By Bob Strauss, 06/15/14, 11:35 AM PDT
“My Name Is Salt” is a stunningly beautiful experience to watch. Living it is a whole other question.
That’s not just a rhetorical statement. Farida Pacha’s documentary about an Indian family that spends more than half a year coaxing the seasoning out of a desert basin — it becomes a lake during monsoon time — is as straightforward, if gorgeously shot, as they come. We’re simply shown the incredibly complicated and labor-intensive process of this kind of old school salt extraction, along with some business dealings and the occasional recreation activity. The film doesn’t ask us to admire, pity or in any way judge the workers and their situation.
That leaves comfortable, First World viewers free to appreciate the details of the process, feel relieved that they don’t have to do anything like that for a living, simply wallow in the loving depictions of land and sky and ethnography or get kinda guilty about any or all of that. Or all of the above.
This kind of Vérité was once the dominant mode of American documentary making, but it was long ago replaced by advocacy films that “instructed” you how to properly respond. I’ve grown to take such film with, ahem, a grain of salt.

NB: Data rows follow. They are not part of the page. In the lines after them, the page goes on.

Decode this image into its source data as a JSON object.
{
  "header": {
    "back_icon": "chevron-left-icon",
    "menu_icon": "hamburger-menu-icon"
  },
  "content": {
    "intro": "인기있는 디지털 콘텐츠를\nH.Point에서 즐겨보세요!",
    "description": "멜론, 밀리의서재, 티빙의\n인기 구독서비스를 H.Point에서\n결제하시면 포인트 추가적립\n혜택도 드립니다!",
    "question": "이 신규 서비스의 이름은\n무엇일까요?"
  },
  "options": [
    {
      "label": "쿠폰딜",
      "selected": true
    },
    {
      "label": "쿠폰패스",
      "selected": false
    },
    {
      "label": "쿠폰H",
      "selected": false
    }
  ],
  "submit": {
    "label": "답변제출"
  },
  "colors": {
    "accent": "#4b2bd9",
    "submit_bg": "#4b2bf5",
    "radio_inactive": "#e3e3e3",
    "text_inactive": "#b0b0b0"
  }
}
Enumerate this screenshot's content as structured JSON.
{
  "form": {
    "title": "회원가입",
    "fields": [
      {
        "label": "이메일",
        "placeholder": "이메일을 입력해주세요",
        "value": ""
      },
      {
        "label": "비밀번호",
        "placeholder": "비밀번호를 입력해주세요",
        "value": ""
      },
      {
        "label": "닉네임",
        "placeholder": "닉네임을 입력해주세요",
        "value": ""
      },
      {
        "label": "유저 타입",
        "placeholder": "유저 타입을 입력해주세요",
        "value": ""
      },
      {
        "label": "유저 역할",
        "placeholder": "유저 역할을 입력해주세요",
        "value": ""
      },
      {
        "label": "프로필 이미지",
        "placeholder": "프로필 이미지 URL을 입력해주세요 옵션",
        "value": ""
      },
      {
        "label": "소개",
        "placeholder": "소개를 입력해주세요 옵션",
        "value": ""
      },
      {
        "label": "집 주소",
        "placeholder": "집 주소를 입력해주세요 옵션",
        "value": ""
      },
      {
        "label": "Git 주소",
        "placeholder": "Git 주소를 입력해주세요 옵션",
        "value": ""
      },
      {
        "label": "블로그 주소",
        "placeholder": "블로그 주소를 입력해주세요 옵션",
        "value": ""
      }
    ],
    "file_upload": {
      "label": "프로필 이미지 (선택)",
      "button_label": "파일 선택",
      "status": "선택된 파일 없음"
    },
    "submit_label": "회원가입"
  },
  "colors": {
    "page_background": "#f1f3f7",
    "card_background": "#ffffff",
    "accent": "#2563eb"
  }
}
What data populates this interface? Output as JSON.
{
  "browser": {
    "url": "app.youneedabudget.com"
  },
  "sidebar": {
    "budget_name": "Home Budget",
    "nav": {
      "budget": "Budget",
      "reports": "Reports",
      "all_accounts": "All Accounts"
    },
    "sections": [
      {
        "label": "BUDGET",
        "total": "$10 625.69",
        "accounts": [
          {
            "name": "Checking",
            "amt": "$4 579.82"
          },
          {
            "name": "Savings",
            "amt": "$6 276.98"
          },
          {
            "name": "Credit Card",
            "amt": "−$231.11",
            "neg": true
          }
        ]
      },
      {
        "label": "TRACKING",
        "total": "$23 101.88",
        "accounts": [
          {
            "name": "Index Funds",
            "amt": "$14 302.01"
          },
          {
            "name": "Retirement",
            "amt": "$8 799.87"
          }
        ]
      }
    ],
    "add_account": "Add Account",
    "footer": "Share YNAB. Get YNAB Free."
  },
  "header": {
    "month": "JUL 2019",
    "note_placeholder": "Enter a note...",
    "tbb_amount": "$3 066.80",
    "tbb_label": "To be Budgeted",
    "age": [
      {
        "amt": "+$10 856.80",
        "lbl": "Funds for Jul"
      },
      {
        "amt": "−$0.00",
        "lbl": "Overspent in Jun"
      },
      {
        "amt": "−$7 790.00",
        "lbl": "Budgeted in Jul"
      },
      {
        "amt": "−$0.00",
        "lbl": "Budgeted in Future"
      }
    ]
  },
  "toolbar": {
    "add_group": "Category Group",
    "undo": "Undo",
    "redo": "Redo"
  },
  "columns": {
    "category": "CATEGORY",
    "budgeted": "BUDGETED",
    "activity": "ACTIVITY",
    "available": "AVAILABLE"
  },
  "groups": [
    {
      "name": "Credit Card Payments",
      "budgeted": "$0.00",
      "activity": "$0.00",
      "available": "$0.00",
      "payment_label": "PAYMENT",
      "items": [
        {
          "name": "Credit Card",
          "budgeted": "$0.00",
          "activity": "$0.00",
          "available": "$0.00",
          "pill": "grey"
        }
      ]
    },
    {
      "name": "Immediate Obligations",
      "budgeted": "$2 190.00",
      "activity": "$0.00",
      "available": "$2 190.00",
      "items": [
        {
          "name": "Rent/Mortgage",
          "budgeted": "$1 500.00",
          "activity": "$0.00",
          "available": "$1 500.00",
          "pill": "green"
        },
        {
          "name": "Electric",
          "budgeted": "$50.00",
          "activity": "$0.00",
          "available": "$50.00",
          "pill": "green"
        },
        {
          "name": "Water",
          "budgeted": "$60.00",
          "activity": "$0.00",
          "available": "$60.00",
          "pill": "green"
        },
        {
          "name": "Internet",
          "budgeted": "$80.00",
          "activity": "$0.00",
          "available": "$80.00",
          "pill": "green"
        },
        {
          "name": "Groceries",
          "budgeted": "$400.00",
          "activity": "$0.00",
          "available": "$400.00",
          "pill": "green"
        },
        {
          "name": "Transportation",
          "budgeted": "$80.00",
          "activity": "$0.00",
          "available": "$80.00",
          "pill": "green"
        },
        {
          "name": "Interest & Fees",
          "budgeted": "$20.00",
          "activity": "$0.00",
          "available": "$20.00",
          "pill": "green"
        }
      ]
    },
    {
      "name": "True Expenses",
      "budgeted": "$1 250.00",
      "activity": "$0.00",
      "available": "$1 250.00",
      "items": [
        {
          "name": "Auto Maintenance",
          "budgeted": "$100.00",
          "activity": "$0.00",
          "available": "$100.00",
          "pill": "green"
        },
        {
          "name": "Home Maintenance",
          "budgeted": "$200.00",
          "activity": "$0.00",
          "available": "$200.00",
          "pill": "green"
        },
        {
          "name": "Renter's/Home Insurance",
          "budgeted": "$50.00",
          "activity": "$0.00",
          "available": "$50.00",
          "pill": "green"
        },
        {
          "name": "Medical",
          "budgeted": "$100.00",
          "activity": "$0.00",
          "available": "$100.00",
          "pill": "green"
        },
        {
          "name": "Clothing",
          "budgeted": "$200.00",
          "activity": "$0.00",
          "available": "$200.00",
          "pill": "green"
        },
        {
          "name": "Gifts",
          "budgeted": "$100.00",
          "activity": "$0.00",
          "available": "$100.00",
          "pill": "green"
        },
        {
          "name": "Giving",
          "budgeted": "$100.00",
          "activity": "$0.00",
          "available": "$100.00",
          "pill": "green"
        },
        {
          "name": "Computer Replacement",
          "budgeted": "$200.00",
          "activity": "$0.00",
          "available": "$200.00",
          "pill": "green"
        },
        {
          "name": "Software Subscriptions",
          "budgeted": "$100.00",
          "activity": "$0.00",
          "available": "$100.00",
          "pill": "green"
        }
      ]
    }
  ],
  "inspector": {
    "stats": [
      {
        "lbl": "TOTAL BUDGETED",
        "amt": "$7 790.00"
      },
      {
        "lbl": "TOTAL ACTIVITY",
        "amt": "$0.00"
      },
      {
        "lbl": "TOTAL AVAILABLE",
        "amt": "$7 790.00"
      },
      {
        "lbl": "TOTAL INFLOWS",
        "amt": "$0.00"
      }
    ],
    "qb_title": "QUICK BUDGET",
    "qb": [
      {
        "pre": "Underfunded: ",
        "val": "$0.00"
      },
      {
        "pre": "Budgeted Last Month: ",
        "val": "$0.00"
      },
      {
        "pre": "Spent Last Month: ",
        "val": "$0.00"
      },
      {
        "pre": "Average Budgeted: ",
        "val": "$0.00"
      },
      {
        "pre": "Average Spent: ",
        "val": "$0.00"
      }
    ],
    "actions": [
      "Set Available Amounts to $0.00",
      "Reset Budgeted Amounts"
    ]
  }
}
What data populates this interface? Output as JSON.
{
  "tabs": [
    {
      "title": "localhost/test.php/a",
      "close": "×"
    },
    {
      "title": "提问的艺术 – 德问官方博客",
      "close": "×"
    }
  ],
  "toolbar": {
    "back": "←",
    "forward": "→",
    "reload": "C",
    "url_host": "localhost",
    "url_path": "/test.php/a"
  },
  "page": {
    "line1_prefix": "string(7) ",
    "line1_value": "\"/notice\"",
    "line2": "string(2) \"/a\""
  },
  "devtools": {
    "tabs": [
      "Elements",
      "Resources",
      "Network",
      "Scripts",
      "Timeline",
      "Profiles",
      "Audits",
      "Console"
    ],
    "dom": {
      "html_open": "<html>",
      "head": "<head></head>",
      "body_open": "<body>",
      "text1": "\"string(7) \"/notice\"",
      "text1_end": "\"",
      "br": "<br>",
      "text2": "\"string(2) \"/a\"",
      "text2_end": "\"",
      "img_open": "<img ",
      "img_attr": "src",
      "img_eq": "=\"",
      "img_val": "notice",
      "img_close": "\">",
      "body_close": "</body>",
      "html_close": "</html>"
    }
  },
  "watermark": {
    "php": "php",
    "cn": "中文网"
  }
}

“My Name Is Salt,” along with its many other virtues, offers a refreshing sense of free response.